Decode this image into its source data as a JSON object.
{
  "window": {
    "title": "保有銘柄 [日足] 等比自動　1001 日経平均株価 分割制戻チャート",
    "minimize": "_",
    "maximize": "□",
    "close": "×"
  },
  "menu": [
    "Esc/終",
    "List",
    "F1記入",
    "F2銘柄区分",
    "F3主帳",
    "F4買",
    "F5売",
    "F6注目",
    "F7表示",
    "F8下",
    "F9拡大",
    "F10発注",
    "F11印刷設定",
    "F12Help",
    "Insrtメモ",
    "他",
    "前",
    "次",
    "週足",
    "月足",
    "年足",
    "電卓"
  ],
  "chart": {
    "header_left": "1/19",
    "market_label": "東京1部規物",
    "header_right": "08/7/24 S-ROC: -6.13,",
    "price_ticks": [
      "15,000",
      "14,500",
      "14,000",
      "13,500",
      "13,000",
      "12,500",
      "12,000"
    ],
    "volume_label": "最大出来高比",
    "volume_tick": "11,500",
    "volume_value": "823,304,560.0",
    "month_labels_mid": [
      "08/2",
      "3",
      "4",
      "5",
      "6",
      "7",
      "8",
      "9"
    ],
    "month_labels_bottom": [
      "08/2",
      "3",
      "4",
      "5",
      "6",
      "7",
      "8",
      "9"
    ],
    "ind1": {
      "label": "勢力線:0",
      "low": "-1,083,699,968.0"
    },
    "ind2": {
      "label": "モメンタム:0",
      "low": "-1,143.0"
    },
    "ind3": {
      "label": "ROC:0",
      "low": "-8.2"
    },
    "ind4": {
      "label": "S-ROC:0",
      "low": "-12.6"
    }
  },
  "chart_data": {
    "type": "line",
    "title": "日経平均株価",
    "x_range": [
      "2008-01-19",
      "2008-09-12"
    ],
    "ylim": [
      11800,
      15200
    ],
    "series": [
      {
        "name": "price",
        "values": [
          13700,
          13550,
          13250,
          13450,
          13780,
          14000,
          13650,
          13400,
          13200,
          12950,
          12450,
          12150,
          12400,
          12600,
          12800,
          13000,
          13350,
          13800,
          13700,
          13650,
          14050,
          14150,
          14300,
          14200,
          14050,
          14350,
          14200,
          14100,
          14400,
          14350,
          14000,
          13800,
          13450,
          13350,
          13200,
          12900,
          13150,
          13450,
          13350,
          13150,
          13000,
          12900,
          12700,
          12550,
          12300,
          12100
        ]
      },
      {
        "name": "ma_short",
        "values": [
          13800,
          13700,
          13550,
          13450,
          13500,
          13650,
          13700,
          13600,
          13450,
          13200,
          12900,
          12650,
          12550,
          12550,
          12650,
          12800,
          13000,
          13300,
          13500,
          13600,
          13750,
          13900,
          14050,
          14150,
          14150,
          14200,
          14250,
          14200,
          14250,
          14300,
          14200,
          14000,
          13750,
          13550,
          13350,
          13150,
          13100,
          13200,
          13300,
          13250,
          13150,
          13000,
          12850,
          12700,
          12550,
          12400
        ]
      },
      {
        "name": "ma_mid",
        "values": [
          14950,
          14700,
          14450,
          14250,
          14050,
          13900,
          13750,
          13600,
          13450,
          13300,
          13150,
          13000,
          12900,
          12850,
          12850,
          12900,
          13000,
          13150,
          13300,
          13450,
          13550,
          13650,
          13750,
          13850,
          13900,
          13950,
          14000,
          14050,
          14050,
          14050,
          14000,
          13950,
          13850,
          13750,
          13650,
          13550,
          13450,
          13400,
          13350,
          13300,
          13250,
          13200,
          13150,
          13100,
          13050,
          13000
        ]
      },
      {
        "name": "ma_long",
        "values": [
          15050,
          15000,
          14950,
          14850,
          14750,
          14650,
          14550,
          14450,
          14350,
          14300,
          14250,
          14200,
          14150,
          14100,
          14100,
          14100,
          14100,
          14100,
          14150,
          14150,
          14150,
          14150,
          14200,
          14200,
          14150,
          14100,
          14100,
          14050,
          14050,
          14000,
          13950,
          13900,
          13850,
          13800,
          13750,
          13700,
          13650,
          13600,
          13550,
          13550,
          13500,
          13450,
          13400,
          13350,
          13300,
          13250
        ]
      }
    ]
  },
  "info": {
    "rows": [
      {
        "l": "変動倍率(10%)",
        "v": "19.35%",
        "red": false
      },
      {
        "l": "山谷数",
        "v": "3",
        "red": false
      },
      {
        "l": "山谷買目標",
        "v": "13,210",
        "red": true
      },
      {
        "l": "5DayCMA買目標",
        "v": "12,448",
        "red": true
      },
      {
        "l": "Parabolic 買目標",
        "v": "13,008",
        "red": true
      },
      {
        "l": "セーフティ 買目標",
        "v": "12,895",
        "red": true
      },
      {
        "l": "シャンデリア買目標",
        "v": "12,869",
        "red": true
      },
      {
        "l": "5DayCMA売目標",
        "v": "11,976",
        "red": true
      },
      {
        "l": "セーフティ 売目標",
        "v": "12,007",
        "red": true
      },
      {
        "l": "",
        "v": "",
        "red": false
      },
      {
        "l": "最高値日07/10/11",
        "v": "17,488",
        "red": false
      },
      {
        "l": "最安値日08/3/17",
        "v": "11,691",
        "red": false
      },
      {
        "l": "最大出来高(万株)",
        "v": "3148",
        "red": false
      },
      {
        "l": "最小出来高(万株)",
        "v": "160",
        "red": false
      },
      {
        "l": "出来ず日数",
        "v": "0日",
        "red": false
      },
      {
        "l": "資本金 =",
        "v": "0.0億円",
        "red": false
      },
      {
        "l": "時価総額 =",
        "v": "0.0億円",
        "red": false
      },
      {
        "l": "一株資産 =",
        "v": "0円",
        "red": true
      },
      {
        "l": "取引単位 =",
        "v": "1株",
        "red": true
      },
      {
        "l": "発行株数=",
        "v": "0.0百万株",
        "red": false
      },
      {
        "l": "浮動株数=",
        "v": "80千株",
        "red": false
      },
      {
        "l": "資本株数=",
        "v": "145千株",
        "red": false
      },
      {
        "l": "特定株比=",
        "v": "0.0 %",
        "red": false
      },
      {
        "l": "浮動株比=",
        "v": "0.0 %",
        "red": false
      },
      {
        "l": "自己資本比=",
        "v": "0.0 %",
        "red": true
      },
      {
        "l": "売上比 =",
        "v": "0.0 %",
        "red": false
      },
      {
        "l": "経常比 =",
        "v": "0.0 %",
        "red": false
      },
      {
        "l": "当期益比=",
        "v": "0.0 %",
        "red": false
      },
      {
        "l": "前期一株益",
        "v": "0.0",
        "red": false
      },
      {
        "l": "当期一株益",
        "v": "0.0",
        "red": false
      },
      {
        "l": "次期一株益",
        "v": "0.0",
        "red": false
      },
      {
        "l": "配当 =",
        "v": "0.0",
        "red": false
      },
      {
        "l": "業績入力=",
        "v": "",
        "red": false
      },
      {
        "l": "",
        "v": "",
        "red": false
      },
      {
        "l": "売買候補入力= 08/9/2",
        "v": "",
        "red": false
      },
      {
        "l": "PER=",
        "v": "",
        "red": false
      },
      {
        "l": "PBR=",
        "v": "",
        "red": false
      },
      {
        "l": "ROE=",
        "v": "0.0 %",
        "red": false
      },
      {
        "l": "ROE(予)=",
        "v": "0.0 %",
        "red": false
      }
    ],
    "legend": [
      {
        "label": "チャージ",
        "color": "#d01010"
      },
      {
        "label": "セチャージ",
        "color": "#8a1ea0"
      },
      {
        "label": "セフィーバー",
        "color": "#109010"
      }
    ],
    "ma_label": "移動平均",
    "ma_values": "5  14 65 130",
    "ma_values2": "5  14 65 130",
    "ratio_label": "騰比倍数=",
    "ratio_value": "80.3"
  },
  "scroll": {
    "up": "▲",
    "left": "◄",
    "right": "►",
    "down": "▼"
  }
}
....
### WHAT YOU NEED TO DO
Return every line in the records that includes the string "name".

### REPLY
        "name": "price",
        "name": "ma_short",
        "name": "ma_mid",
        "name": "ma_long",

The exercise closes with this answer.